“I’m an amateur student of history and I’m reminded of … how Germany was testing the waters and what the response was by various other European powers… But unfortunately, up to the annexation of the Sudetenland, Czechoslovakia, the annexation of the entire country of Czechoslovakia, nobody said stop. If somebody said stop to Hitler at that point in time, or to Germany at that time, would we have avoided World War II.”
That piece of revisionist history is brought to you by Benigno Aquino and is excerpted from a speech the Philippine President gave to the Japanese parliament earlier this month.
Aquino was of course referring to China’s controversial land reclamation efforts in the South China Sea. Beijing’s construction of some 2,000 acres of new sovereign territory atop reefs in the Spratly archipelago has alarmed the country’s neighbors and drawn sharp condemnation from Washington, with President Obama accusing China of “throwing elbows” and using its size and relative to power to “bully” nations with competing South China Sea claims and Defense Secretary Ashton Carter assuring Asia Pac allies that the US will sail and navigate wherever it pleases.
The Philippines, in an effort to counter a series of Chinese documentary films that aired in 2013, ran a video called “Karapatan sa Dagat” or “Maritime Rights” on Independence Day. Reuters has more:
“Our objective is to inform our people,” Charles Jose, the foreign ministry spokesman, said adding they hoped to “rally support of our people behind our Philippine government’s policy and action”.
Now, the Chinese foreign ministry is out with a statement indicating the country has nearly completed its construction projects. While this could be viewed as a sign that China has effectively backed down, albeit on its own terms and at its discretion (i.e. saying the project is “complete” is something different than saying the project has been halted due to international pressure), that will likely come as no consolation to the US and its allies because even as China signaled an end to its dredging activities, it also implicitly admitted that it will continue to build military facilities on the islands, although this was buried in the fine print.
“Apart from satisfying the need of necessary military defense, the main purpose of China’s construction activities is to meet various civilian demands and better perform China’s international obligations,” the foreign ministry said, before saying that “after the land reclamation, we will start the building of facilities to meet relevant functional requirements.”
Since one of the “relevant functional requirements” is “satisfying the need of necessary military defense,” it seems China will continue to construct just the type of facilities on the islands that have become the subject of intense controversy. WSJ has more color:
China said it is shifting work on disputed South China Sea islets from the dredging of land to the construction of military and other facilities as it pushes forward with a program that has aggravated tensions with the U.S. and neighbors.
Analysts say the imminent end to China’s island-building work could signal a willingness to seek compromise with Washington and rival claimants in the South China Sea, even as it demonstrates Beijing’s ability to unilaterally dictate terms in the long-standing dispute.
For its part, China wants nothing to do with arbitration proceedings in The Hague, contends The United Nations has no jurisdiction, and says it will not recognize the tribunal’s verdict.

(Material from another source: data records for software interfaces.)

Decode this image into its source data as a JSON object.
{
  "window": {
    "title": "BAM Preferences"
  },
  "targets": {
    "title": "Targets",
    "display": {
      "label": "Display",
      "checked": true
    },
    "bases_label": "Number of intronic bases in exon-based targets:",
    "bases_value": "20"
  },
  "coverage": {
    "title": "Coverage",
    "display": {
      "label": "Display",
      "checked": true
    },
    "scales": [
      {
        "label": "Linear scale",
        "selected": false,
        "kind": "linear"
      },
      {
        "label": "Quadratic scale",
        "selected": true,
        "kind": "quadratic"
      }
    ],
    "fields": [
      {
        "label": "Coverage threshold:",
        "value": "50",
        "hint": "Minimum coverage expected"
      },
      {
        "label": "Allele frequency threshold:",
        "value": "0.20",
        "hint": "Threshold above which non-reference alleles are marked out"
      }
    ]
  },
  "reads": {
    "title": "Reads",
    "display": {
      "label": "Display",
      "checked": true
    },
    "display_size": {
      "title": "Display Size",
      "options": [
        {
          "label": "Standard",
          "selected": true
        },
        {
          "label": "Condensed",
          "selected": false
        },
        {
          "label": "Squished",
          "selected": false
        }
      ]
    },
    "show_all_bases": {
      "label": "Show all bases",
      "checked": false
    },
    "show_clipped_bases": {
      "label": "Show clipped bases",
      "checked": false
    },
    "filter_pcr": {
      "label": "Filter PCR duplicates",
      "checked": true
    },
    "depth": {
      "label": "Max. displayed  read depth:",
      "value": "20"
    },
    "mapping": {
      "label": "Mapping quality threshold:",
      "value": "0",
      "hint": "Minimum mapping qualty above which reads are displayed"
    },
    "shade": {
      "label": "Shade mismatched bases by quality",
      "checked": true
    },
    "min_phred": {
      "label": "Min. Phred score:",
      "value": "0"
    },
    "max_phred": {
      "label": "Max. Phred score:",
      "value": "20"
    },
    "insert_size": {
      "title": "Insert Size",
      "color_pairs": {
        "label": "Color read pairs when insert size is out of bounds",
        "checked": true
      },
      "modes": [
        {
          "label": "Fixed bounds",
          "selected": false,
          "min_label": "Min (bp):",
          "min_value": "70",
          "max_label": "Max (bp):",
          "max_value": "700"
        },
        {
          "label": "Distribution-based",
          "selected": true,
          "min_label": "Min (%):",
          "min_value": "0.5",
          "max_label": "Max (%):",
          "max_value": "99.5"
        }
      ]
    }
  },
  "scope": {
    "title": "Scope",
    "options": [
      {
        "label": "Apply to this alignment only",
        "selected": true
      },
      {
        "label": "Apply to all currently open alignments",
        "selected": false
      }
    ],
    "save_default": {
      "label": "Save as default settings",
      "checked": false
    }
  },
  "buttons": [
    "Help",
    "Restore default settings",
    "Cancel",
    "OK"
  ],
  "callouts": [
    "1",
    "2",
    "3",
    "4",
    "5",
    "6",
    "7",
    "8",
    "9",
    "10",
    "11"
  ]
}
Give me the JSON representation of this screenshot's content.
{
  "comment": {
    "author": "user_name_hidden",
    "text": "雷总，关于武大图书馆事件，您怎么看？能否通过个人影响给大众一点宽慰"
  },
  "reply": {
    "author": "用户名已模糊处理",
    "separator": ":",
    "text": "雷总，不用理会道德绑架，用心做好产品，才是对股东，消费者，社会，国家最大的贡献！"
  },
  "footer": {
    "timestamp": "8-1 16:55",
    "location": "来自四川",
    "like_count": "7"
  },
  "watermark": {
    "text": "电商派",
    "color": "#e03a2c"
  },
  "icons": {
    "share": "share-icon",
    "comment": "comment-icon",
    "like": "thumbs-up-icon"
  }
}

In other words, expect tensions to rise over the coming months as the supposed “completion” of Beijing’s “sand castle” building simply means China will now move into the next phase of development which is apparently the installation of military facilities.
Full statement from Chinese foreign ministry:
Full article: China Completes Island Construction, Will Now Build Military Facilities (Zero Hedge)